*Description of the task*: Please go through the records below and return every line holding the word "animate".

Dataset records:
******

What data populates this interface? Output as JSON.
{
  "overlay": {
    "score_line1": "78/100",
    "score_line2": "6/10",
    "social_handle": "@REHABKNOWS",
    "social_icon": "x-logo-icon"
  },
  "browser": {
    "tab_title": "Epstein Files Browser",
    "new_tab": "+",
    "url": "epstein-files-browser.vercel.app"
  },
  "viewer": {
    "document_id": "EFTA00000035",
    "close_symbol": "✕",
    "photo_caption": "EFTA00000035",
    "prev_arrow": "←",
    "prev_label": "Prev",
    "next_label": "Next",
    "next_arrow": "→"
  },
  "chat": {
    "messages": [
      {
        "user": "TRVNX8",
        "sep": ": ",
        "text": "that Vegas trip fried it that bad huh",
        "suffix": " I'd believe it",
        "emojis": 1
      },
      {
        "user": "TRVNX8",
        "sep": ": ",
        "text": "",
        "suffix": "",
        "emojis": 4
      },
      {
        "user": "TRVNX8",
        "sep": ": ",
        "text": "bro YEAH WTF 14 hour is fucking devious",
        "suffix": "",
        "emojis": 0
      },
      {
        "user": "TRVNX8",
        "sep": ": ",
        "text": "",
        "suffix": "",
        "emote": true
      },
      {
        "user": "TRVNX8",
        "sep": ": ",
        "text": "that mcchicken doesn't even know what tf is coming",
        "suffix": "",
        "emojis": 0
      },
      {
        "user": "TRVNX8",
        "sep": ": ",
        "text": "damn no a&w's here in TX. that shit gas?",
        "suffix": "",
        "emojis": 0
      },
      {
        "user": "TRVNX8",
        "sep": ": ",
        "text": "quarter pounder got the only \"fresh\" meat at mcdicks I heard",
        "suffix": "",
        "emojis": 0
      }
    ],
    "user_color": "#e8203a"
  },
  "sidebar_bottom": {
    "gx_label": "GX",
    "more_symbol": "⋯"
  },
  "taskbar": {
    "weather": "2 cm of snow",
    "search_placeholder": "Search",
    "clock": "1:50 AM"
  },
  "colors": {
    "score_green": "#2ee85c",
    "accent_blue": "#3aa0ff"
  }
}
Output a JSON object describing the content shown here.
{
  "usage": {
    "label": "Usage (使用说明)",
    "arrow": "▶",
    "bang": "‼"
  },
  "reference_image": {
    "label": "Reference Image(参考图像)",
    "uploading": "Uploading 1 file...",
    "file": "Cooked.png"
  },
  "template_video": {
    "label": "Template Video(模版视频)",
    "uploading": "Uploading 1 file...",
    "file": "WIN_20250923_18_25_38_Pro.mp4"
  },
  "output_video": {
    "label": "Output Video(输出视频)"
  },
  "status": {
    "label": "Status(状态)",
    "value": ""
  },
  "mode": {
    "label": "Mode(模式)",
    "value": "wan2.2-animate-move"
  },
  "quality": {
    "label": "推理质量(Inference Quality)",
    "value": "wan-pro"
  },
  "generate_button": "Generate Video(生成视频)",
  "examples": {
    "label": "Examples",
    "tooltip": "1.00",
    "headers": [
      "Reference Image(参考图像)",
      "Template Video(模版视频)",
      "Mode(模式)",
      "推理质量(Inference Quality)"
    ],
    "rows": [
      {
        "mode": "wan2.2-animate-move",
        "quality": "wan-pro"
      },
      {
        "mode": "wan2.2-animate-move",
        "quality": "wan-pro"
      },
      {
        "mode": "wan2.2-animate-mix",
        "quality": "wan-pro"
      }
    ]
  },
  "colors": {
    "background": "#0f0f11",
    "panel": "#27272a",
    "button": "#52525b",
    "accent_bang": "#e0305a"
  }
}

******

*Answer for this exercise*:
    "value": "wan2.2-animate-move"
        "mode": "wan2.2-animate-move",
        "mode": "wan2.2-animate-move",
        "mode": "wan2.2-animate-mix",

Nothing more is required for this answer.